Fund best-in-class vaccines for seniors
Advocacy Win: NACI Recommended High-dose Flu Shot
NACI recommended high dose flu vaccines are now available at no charge to adults 65+ in Ontario, Manitoba, Saskatchewan, Alberta, Yukon, New Brunswick and P.E.I.
All provinces and territories must follow suit. Access to the best of Canadian healthcare should not depend on geography.
Immunization Saves More Canadian Lives Than Any Other Form of Health Intervention
There are several best-in-class vaccinations for the “Big 3” illnesses that pose the most risk to older adults (influenza, pneumonia and shingles), which are proven to be more effective in protecting seniors. These vaccinations are recommended by Canada’s National Advisory Committee on Immunization (NACI), the trusted body that our governments look to for guidance when planning their immunization strategies.
So if we know all this, it begs the question: why aren’t governments across Canada fully funding these recommended vaccinations, which have the power to save countless lives every year, and making them easily accessible to seniors?
Currently, funding for these vaccinations is hit-and-miss across provincial/territorial lines.
We celebrate CARP’s advocacy win: the best-in-class NACI recommended high-dose flu vaccine is now available at no charge to adults 65+ in Ontario, Manitoba, Saskatchewan, Alberta, Yukon, New Brunswick and P.E.I.

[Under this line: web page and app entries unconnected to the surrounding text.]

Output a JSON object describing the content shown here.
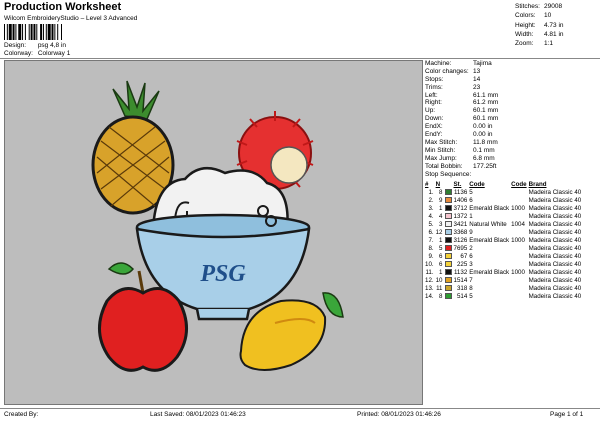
{
  "header": {
    "title": "Production Worksheet",
    "subtitle": "Wilcom EmbroideryStudio – Level 3 Advanced",
    "design_label": "Design:",
    "design_value": "psg 4,8 in",
    "colorway_label": "Colorway:",
    "colorway_value": "Colorway 1"
  },
  "summary": [
    {
      "k": "Stitches:",
      "v": "29008"
    },
    {
      "k": "Colors:",
      "v": "10"
    },
    {
      "k": "Height:",
      "v": "4.73 in"
    },
    {
      "k": "Width:",
      "v": "4.81 in"
    },
    {
      "k": "Zoom:",
      "v": "1:1"
    }
  ],
  "machine_info": [
    {
      "k": "Machine:",
      "v": "Tajima"
    },
    {
      "k": "Color changes:",
      "v": "13"
    },
    {
      "k": "Stops:",
      "v": "14"
    },
    {
      "k": "Trims:",
      "v": "23"
    },
    {
      "k": "Left:",
      "v": "61.1 mm"
    },
    {
      "k": "Right:",
      "v": "61.2 mm"
    },
    {
      "k": "Up:",
      "v": "60.1 mm"
    },
    {
      "k": "Down:",
      "v": "60.1 mm"
    },
    {
      "k": "EndX:",
      "v": "0.00 in"
    },
    {
      "k": "EndY:",
      "v": "0.00 in"
    },
    {
      "k": "Max Stitch:",
      "v": "11.8 mm"
    },
    {
      "k": "Min Stitch:",
      "v": "0.1 mm"
    },
    {
      "k": "Max Jump:",
      "v": "6.8 mm"
    },
    {
      "k": "Total Bobbin:",
      "v": "177.25ft"
    }
  ],
  "stop_sequence": {
    "title": "Stop Sequence:",
    "columns": [
      "#",
      "N",
      "",
      "St.",
      "Code",
      "Code",
      "Brand"
    ],
    "rows": [
      {
        "idx": "1.",
        "n": "8",
        "color": "#2e7d32",
        "st": "1136",
        "code": "5",
        "code2": "",
        "brand": "Madeira Classic 40"
      },
      {
        "idx": "2.",
        "n": "9",
        "color": "#e8893a",
        "st": "1406",
        "code": "6",
        "code2": "",
        "brand": "Madeira Classic 40"
      },
      {
        "idx": "3.",
        "n": "1",
        "color": "#111111",
        "st": "3712",
        "code": "Emerald Black",
        "code2": "1000",
        "brand": "Madeira Classic 40"
      },
      {
        "idx": "4.",
        "n": "4",
        "color": "#f6c6cf",
        "st": "1372",
        "code": "1",
        "code2": "",
        "brand": "Madeira Classic 40"
      },
      {
        "idx": "5.",
        "n": "3",
        "color": "#f2f2f2",
        "st": "3421",
        "code": "Natural White",
        "code2": "1004",
        "brand": "Madeira Classic 40"
      },
      {
        "idx": "6.",
        "n": "12",
        "color": "#a8cfe8",
        "st": "3368",
        "code": "9",
        "code2": "",
        "brand": "Madeira Classic 40"
      },
      {
        "idx": "7.",
        "n": "1",
        "color": "#111111",
        "st": "3126",
        "code": "Emerald Black",
        "code2": "1000",
        "brand": "Madeira Classic 40"
      },
      {
        "idx": "8.",
        "n": "5",
        "color": "#e02020",
        "st": "7695",
        "code": "2",
        "code2": "",
        "brand": "Madeira Classic 40"
      },
      {
        "idx": "9.",
        "n": "6",
        "color": "#f4d23a",
        "st": "67",
        "code": "6",
        "code2": "",
        "brand": "Madeira Classic 40"
      },
      {
        "idx": "10.",
        "n": "6",
        "color": "#f4d23a",
        "st": "225",
        "code": "3",
        "code2": "",
        "brand": "Madeira Classic 40"
      },
      {
        "idx": "11.",
        "n": "1",
        "color": "#111111",
        "st": "1132",
        "code": "Emerald Black",
        "code2": "1000",
        "brand": "Madeira Classic 40"
      },
      {
        "idx": "12.",
        "n": "10",
        "color": "#e0a020",
        "st": "1514",
        "code": "7",
        "code2": "",
        "brand": "Madeira Classic 40"
      },
      {
        "idx": "13.",
        "n": "11",
        "color": "#c9a42a",
        "st": "318",
        "code": "8",
        "code2": "",
        "brand": "Madeira Classic 40"
      },
      {
        "idx": "14.",
        "n": "8",
        "color": "#2e9d32",
        "st": "514",
        "code": "5",
        "code2": "",
        "brand": "Madeira Classic 40"
      }
    ]
  },
  "design_preview": {
    "bowl_text": "PSG",
    "colors": {
      "background": "#bdbdbd",
      "bowl": "#a8cfe8",
      "rice": "#f2f2f2",
      "apple": "#e02020",
      "mango": "#f0c020",
      "leaf": "#3aa63a",
      "pineapple": "#d8a22a",
      "rambutan": "#e53030"
    }
  },
  "footer": {
    "created_by": "Created By:",
    "last_saved": "Last Saved: 08/01/2023 01:46:23",
    "printed": "Printed: 08/01/2023 01:46:26",
    "page": "Page 1 of 1"
  }
}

However, some other provinces only fund it for people in long-term care, or not at all. The recommended vaccines for shingles is only funded in Ontario, and pneumonia vaccines aren’t fully-funded anywhere.
CARP is demanding that best-in-class vaccines for seniors be publicly funded, and easily accessible, in all provinces and territories.
This is the best way to keep seniors out of hospitals, reducing care costs and keeping older adults healthy and active in their communities.
- Best-in-class vaccines should be included in any national pharmacare plan
- Vaccines should be made available in multiple avenues, including through pharmacies and other accessible points of distribution nation-wide
- Adult immunization should become a preventative health priority for all provinces and territories
CARP is concerned about the 2022 – 2023 flu season.
The last two flu seasons had low flu rates because the public health measures to stop the spread of COVID-19 also helped control the spread of the flu. With those measures no longer active, there is a population that has not been exposed to as much influenza the past couple of years and is potentially at greater risk for being infected this year.
Several respiratory viruses circulating simultaneously create stressors on our community and our health-care system, making it more challenging to receive adequate care if needed.
Seniors in long-term care are even more vulnerable—over 60% of flu and pneumonia outbreaks are in care homes —opening frail residents and those with chronic health conditions up to extreme levels of risk.
Without full funding from governments, many people can’t afford to shield themselves with these lifesaving vaccines, which can cost up to $300 per person.
Seniors deserve to live with the peace of mind that they’re protected from the highly preventable illnesses that pose a real (and annually recurring) threat to their lives.
Every year that these vaccines go unfunded for all seniors, hundreds of thousands of lives are put at risk. It just doesn’t make sense.
- There is a correlation between public funding of vaccines and vaccine coverage. A recent survey revealed only 28% of people 50+ had received the shingles vaccine while 58% of older adults had received the publicly-funded pneumococcal vaccine (CARP is lobbying for the other vaccine option to be funded, as well)
- Seniors fall well below the federal immunization rate goal (80% of the population vaccinated) for all 3 of the Big 3 illnesses (influenza, pneumococcal and shingles)
- Seniors are at risk of severe and long lasting complications from hospitalization resulting from infection
- Adults 65 years of age and older have the highest overall hospitalization rate (60%), and the highest likelihood of death, from influenza.
- Seniors in long-term care are at increased risk of contracting flu. 62% of reported outbreaks in 2018-19 were in long-term care facilities, and a further 22% were in other settings (e.g. retirement homes, correctional facilities, etc.)
- The NACI recommended high-dose flu vaccine is proven 24% more effective for seniors
- Seniors in long-term care are at increased risk of contracting pneumonia.
- Shingles can affect anyone who has not had the chickenpox vaccine, including people who had chickenpox as a child
- There are about 130,000 cases in Canada every year, with nearly 1 in 3 people developing shingles in their lifetime
- 10% of cases lead to hospitalization
- Research shows the newer vaccine has an effectiveness of over 90%
Flu, Pneumonia and Shingles
Check out CARP’s information and resources on the big three: Influenza, Pneumonia and Shingles.Resources
Adult Immunization Guide
This handy guide helps you keep track of your vaccinations and includes a full schedule of the ones you should get to fully protect yourself from the illnesses that pose the biggest risk to older adults.Download the guide
Protecting Yourself and Loved Ones From The Flu
Check out this informative guide from the Global Coalition on Aging and Immunize CanadaDownload the Guide